    But I see what you're saying. It's taking quite a chance ... not for everyone. Me, I'm willing, so I'll let you know how it goes! :)

  14. I have another friend who has been roundly rejected by larger, secular publishers and agents who is thinking of submitting to him, as well. So, best of luck! I'll be interested to see how it goes.

    It seems to be one step above self-publishing, but not a very big step.

    I'm hoping my book will appeal to a wider audience than MLP's, though there is some inspirational symbolism in it. I really have to pray about what to include and how to present it.

  15. Hi Pam & Christine,

    Quite a conversation you've got going. I'm working on my first Christian Fantasy novel (61K words and counting). I've been into Science Fiction and fantasy since I was a kid. I'm taking a stab at something in between the two in my story. It is defiantly a fantasy story with spell sling magic users and clerics, and lots of monsters as well. But instead of creating a whole new universe for my world to be in, my world is just in a different star system. They have the same God that we do, not our God mapped into some other form.

    While it's fantasy, I'm trying to write it like it is fact. It's been a bit tricky, but the people who have read parts of it have been moved by it.

    I guess from the definitions above, it is more of an S&S story. It is about the personal struggles of two of the characters. One is dealing with loss. The other is wrestling with God.

    I'm just about ready to go lie with my web site, I'll post a link when it is up.

  16. hi Doug! Welcome!! I hope you'll be a regular part of the discussions here on Fairies, Fantasy and Faith. I'm looking forward to seeing your website.

  17. I keep popping back in to see if anybody else wrote anything.
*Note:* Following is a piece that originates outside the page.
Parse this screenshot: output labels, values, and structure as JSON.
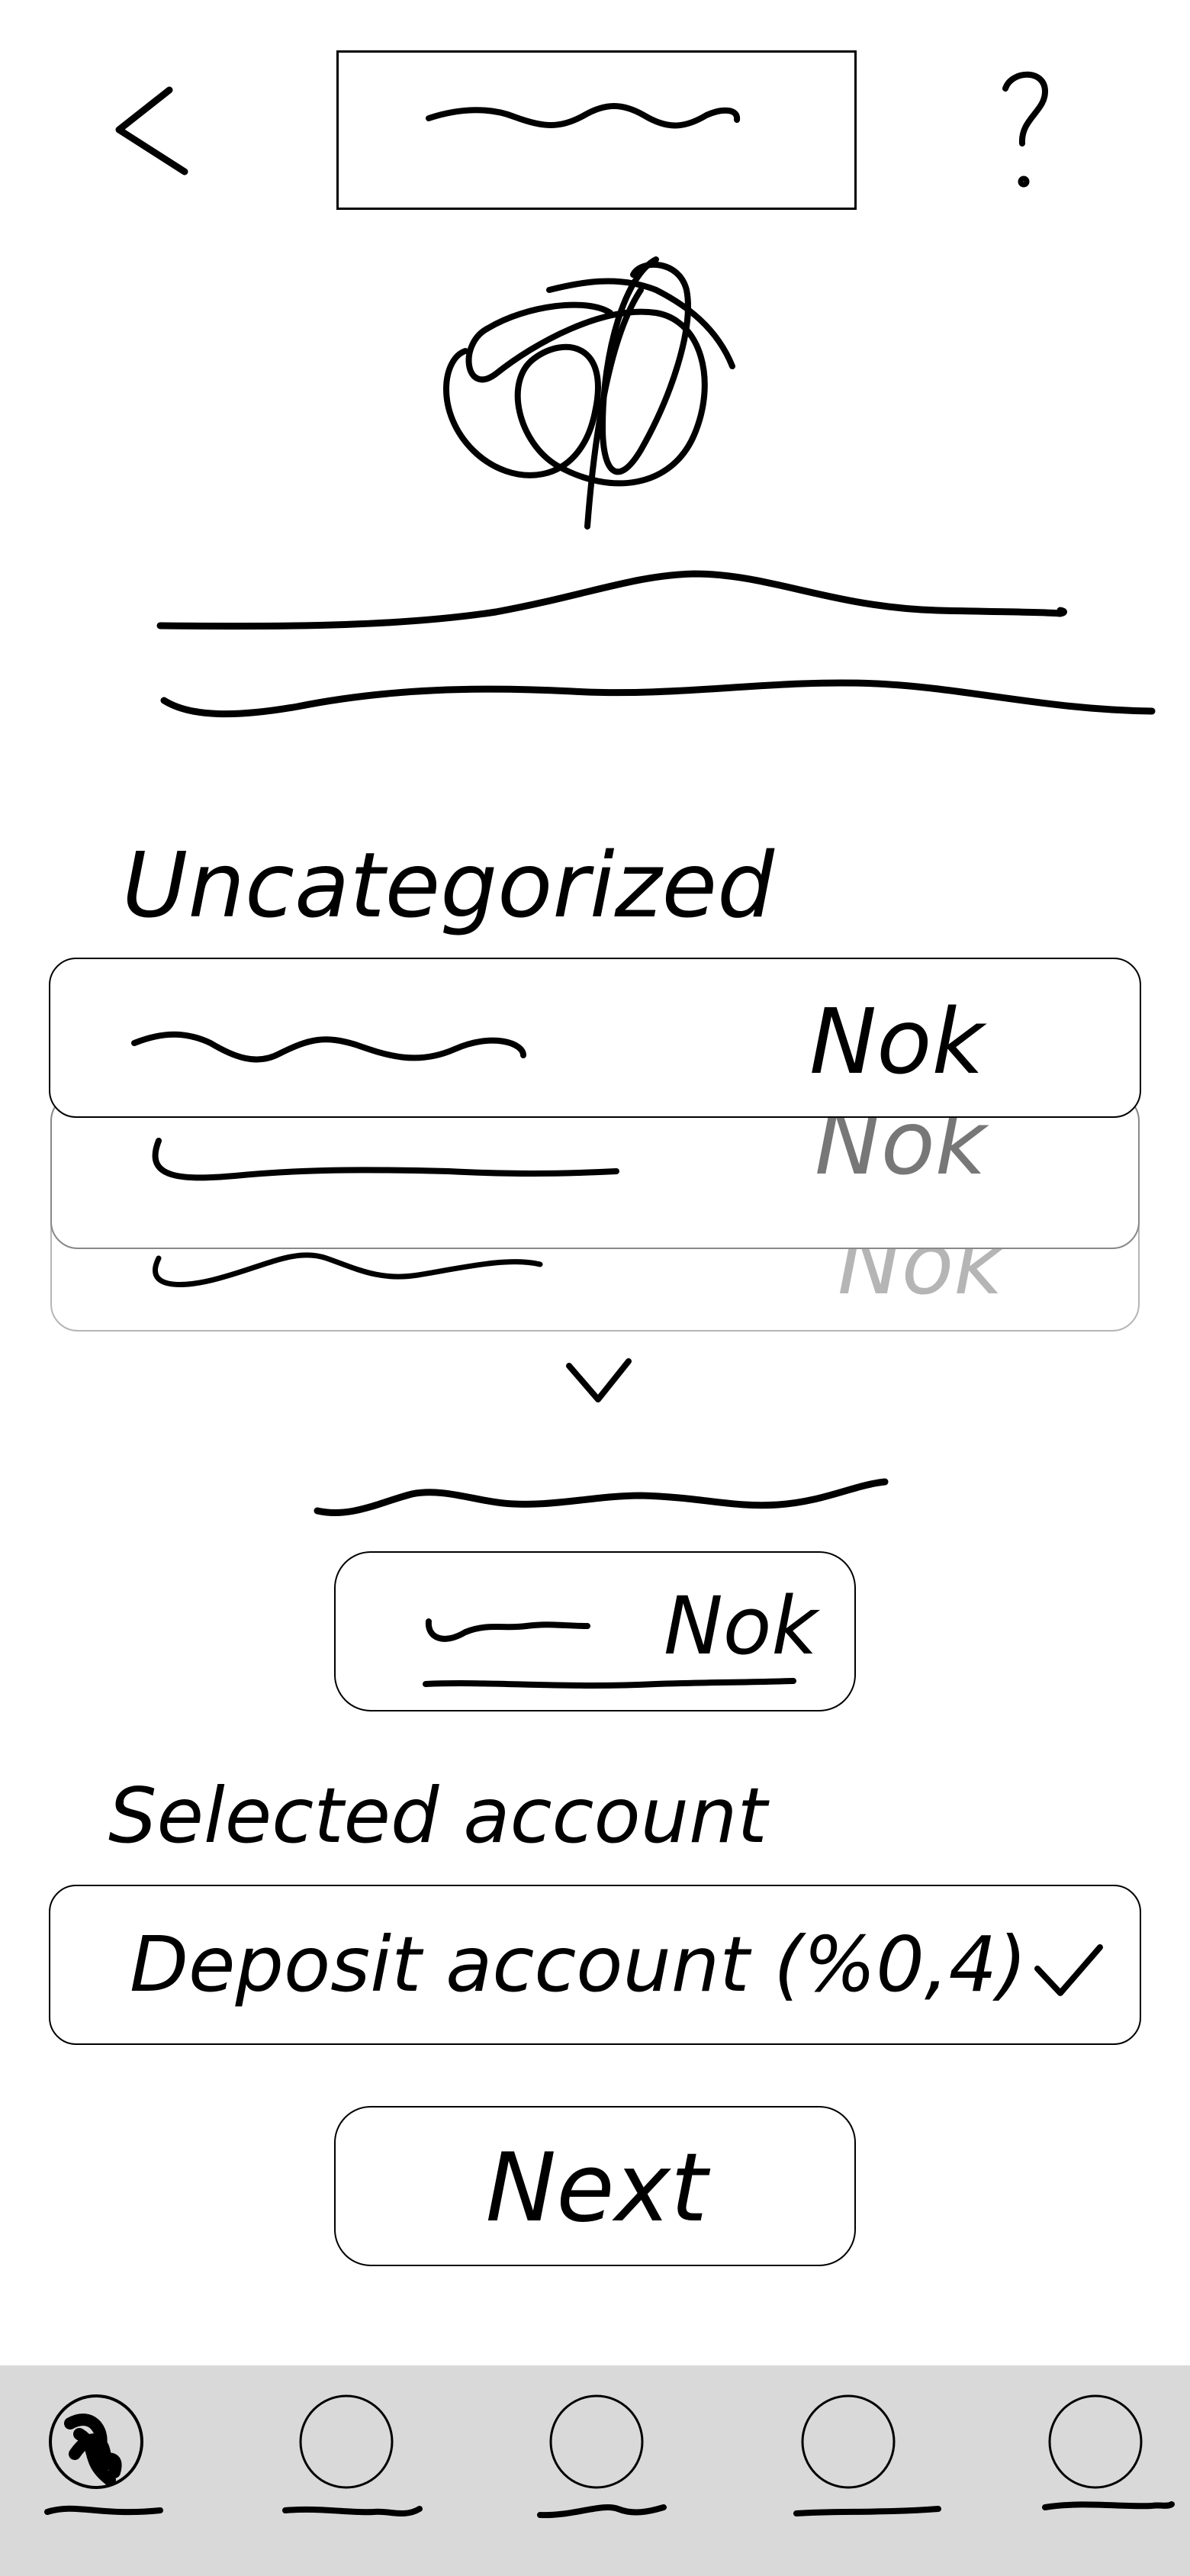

So addictive, blogging is.

    Regarding the original question... I think that fantasy is any fictional work in which an imaginary reality is either a)superimposed upon or b)replaces a real-world setting, and in which magic plays some role. By (a) I mean works like Harry Potter, where the real and fantasy worlds are mixed.

    I don't think magic has to be explicit, but every single movie or story that I can think of that is classified as fantasy has at least an implied magical element (such as Mary Poppins, for example.)

  18. I've read a couple of books classified as fantasy that had no magical or supernatural elements at all. They just took place in fictional lands at an unspecified time. Because the setting was invented and clearly wasn't futuristic, it was classified as fantasy.